Work to be completed: Repeat the records exactly. Every line must match.

(Given data begins)

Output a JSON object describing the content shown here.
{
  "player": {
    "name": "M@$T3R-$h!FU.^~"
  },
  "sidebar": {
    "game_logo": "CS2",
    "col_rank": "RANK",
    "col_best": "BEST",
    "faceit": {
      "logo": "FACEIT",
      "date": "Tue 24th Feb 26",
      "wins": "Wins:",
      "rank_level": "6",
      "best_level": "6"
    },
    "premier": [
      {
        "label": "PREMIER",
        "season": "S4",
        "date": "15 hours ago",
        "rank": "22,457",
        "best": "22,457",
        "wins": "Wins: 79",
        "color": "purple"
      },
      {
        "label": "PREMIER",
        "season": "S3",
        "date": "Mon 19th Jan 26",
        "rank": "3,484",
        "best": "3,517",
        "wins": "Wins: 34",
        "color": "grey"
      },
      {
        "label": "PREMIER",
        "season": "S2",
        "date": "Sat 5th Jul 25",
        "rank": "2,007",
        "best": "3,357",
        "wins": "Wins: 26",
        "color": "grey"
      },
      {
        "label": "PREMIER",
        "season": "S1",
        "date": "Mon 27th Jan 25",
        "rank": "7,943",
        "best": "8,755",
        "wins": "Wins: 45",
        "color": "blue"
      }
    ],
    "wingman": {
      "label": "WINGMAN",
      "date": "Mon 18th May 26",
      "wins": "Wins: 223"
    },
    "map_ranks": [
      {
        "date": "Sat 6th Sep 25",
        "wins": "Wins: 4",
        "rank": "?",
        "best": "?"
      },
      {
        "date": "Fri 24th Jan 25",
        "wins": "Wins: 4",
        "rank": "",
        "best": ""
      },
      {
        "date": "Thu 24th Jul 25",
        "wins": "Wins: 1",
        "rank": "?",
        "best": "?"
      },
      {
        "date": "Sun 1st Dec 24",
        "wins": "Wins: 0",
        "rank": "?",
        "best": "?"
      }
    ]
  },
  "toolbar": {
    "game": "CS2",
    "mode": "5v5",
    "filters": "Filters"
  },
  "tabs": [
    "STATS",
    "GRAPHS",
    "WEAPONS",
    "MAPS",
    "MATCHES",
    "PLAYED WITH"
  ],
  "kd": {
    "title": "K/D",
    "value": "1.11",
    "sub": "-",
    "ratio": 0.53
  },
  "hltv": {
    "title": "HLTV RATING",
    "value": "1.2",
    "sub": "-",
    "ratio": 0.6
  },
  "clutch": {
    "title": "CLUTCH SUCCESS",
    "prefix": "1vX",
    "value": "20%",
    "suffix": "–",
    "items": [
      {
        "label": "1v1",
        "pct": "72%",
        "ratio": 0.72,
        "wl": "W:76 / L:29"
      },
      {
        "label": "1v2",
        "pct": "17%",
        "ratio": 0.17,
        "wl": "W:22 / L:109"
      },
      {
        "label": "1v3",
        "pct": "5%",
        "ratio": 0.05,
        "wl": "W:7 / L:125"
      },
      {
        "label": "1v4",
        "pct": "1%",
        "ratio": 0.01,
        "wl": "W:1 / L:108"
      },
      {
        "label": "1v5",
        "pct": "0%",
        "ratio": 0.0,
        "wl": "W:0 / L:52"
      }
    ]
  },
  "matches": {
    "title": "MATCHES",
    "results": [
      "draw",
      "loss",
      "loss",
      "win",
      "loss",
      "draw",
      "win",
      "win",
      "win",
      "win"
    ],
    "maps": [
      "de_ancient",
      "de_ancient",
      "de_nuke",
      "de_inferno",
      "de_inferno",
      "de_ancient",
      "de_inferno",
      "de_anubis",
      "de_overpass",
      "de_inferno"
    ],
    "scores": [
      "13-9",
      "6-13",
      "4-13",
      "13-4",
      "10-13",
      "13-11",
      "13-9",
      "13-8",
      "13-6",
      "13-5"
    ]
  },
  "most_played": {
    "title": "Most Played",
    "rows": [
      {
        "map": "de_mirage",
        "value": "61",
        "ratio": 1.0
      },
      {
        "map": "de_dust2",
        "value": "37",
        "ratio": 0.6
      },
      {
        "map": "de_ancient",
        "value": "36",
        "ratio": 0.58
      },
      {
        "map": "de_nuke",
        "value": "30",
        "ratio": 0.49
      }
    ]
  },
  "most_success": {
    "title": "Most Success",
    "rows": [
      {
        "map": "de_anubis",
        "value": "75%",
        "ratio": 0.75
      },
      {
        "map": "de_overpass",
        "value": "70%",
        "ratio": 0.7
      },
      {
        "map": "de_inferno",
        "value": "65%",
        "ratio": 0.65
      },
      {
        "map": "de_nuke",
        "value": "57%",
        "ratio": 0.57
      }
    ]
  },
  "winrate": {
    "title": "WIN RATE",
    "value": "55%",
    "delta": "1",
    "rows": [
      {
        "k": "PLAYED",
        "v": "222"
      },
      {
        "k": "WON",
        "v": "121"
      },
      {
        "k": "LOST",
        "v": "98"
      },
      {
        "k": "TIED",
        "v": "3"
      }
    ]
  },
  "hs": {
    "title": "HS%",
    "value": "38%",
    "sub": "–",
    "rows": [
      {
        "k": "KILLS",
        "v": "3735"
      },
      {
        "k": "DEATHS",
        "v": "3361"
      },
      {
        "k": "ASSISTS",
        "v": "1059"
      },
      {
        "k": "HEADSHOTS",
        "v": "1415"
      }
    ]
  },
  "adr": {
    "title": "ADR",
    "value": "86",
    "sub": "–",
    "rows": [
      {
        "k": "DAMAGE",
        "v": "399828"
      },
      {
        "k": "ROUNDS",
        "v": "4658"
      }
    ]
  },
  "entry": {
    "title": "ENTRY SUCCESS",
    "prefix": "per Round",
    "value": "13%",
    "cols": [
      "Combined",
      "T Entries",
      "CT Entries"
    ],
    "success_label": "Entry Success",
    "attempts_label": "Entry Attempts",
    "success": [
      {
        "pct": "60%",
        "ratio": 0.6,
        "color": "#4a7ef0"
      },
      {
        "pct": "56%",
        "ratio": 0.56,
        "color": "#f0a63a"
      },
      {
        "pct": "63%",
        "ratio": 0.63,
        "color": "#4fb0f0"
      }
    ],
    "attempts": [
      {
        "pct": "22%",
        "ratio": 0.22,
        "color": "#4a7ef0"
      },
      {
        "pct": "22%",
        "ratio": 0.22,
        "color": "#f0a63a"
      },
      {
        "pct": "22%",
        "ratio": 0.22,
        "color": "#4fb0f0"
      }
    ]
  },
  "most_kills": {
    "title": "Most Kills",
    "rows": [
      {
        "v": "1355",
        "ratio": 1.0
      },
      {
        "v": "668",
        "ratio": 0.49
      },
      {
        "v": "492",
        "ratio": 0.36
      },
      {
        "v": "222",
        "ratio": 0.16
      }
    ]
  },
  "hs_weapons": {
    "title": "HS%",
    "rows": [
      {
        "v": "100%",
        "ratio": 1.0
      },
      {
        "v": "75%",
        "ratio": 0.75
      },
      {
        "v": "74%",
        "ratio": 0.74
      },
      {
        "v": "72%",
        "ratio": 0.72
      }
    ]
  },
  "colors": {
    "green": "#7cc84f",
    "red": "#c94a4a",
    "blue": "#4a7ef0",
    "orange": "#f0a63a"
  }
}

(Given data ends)

Output:
Output a JSON object describing the content shown here.
{
  "player": {
    "name": "M@$T3R-$h!FU.^~"
  },
  "sidebar": {
    "game_logo": "CS2",
    "col_rank": "RANK",
    "col_best": "BEST",
    "faceit": {
      "logo": "FACEIT",
      "date": "Tue 24th Feb 26",
      "wins": "Wins:",
      "rank_level": "6",
      "best_level": "6"
    },
    "premier": [
      {
        "label": "PREMIER",
        "season": "S4",
        "date": "15 hours ago",
        "rank": "22,457",
        "best": "22,457",
        "wins": "Wins: 79",
        "color": "purple"
      },
      {
        "label": "PREMIER",
        "season": "S3",
        "date": "Mon 19th Jan 26",
        "rank": "3,484",
        "best": "3,517",
        "wins": "Wins: 34",
        "color": "grey"
      },
      {
        "label": "PREMIER",
        "season": "S2",
        "date": "Sat 5th Jul 25",
        "rank": "2,007",
        "best": "3,357",
        "wins": "Wins: 26",
        "color": "grey"
      },
      {
        "label": "PREMIER",
        "season": "S1",
        "date": "Mon 27th Jan 25",
        "rank": "7,943",
        "best": "8,755",
        "wins": "Wins: 45",
        "color": "blue"
      }
    ],
    "wingman": {
      "label": "WINGMAN",
      "date": "Mon 18th May 26",
      "wins": "Wins: 223"
    },
    "map_ranks": [
      {
        "date": "Sat 6th Sep 25",
        "wins": "Wins: 4",
        "rank": "?",
        "best": "?"
      },
      {
        "date": "Fri 24th Jan 25",
        "wins": "Wins: 4",
        "rank": "",
        "best": ""
      },
      {
        "date": "Thu 24th Jul 25",
        "wins": "Wins: 1",
        "rank": "?",
        "best": "?"
      },
      {
        "date": "Sun 1st Dec 24",
        "wins": "Wins: 0",
        "rank": "?",
        "best": "?"
      }
    ]
  },
  "toolbar": {
    "game": "CS2",
    "mode": "5v5",
    "filters": "Filters"
  },
  "tabs": [
    "STATS",
    "GRAPHS",
    "WEAPONS",
    "MAPS",
    "MATCHES",
    "PLAYED WITH"
  ],
  "kd": {
    "title": "K/D",
    "value": "1.11",
    "sub": "-",
    "ratio": 0.53
  },
  "hltv": {
    "title": "HLTV RATING",
    "value": "1.2",
    "sub": "-",
    "ratio": 0.6
  },
  "clutch": {
    "title": "CLUTCH SUCCESS",
    "prefix": "1vX",
    "value": "20%",
    "suffix": "–",
    "items": [
      {
        "label": "1v1",
        "pct": "72%",
        "ratio": 0.72,
        "wl": "W:76 / L:29"
      },
      {
        "label": "1v2",
        "pct": "17%",
        "ratio": 0.17,
        "wl": "W:22 / L:109"
      },
      {
        "label": "1v3",
        "pct": "5%",
        "ratio": 0.05,
        "wl": "W:7 / L:125"
      },
      {
        "label": "1v4",
        "pct": "1%",
        "ratio": 0.01,
        "wl": "W:1 / L:108"
      },
      {
        "label": "1v5",
        "pct": "0%",
        "ratio": 0.0,
        "wl": "W:0 / L:52"
      }
    ]
  },
  "matches": {
    "title": "MATCHES",
    "results": [
      "draw",
      "loss",
      "loss",
      "win",
      "loss",
      "draw",
      "win",
      "win",
      "win",
      "win"
    ],
    "maps": [
      "de_ancient",
      "de_ancient",
      "de_nuke",
      "de_inferno",
      "de_inferno",
      "de_ancient",
      "de_inferno",
      "de_anubis",
      "de_overpass",
      "de_inferno"
    ],
    "scores": [
      "13-9",
      "6-13",
      "4-13",
      "13-4",
      "10-13",
      "13-11",
      "13-9",
      "13-8",
      "13-6",
      "13-5"
    ]
  },
  "most_played": {
    "title": "Most Played",
    "rows": [
      {
        "map": "de_mirage",
        "value": "61",
        "ratio": 1.0
      },
      {
        "map": "de_dust2",
        "value": "37",
        "ratio": 0.6
      },
      {
        "map": "de_ancient",
        "value": "36",
        "ratio": 0.58
      },
      {
        "map": "de_nuke",
        "value": "30",
        "ratio": 0.49
      }
    ]
  },
  "most_success": {
    "title": "Most Success",
    "rows": [
      {
        "map": "de_anubis",
        "value": "75%",
        "ratio": 0.75
      },
      {
        "map": "de_overpass",
        "value": "70%",
        "ratio": 0.7
      },
      {
        "map": "de_inferno",
        "value": "65%",
        "ratio": 0.65
      },
      {
        "map": "de_nuke",
        "value": "57%",
        "ratio": 0.57
      }
    ]
  },
  "winrate": {
    "title": "WIN RATE",
    "value": "55%",
    "delta": "1",
    "rows": [
      {
        "k": "PLAYED",
        "v": "222"
      },
      {
        "k": "WON",
        "v": "121"
      },
      {
        "k": "LOST",
        "v": "98"
      },
      {
        "k": "TIED",
        "v": "3"
      }
    ]
  },
  "hs": {
    "title": "HS%",
    "value": "38%",
    "sub": "–",
    "rows": [
      {
        "k": "KILLS",
        "v": "3735"
      },
      {
        "k": "DEATHS",
        "v": "3361"
      },
      {
        "k": "ASSISTS",
        "v": "1059"
      },
      {
        "k": "HEADSHOTS",
        "v": "1415"
      }
    ]
  },
  "adr": {
    "title": "ADR",
    "value": "86",
    "sub": "–",
    "rows": [
      {
        "k": "DAMAGE",
        "v": "399828"
      },
      {
        "k": "ROUNDS",
        "v": "4658"
      }
    ]
  },
  "entry": {
    "title": "ENTRY SUCCESS",
    "prefix": "per Round",
    "value": "13%",
    "cols": [
      "Combined",
      "T Entries",
      "CT Entries"
    ],
    "success_label": "Entry Success",
    "attempts_label": "Entry Attempts",
    "success": [
      {
        "pct": "60%",
        "ratio": 0.6,
        "color": "#4a7ef0"
      },
      {
        "pct": "56%",
        "ratio": 0.56,
        "color": "#f0a63a"
      },
      {
        "pct": "63%",
        "ratio": 0.63,
        "color": "#4fb0f0"
      }
    ],
    "attempts": [
      {
        "pct": "22%",
        "ratio": 0.22,
        "color": "#4a7ef0"
      },
      {
        "pct": "22%",
        "ratio": 0.22,
        "color": "#f0a63a"
      },
      {
        "pct": "22%",
        "ratio": 0.22,
        "color": "#4fb0f0"
      }
    ]
  },
  "most_kills": {
    "title": "Most Kills",
    "rows": [
      {
        "v": "1355",
        "ratio": 1.0
      },
      {
        "v": "668",
        "ratio": 0.49
      },
      {
        "v": "492",
        "ratio": 0.36
      },
      {
        "v": "222",
        "ratio": 0.16
      }
    ]
  },
  "hs_weapons": {
    "title": "HS%",
    "rows": [
      {
        "v": "100%",
        "ratio": 1.0
      },
      {
        "v": "75%",
        "ratio": 0.75
      },
      {
        "v": "74%",
        "ratio": 0.74
      },
      {
        "v": "72%",
        "ratio": 0.72
      }
    ]
  },
  "colors": {
    "green": "#7cc84f",
    "red": "#c94a4a",
    "blue": "#4a7ef0",
    "orange": "#f0a63a"
  }
}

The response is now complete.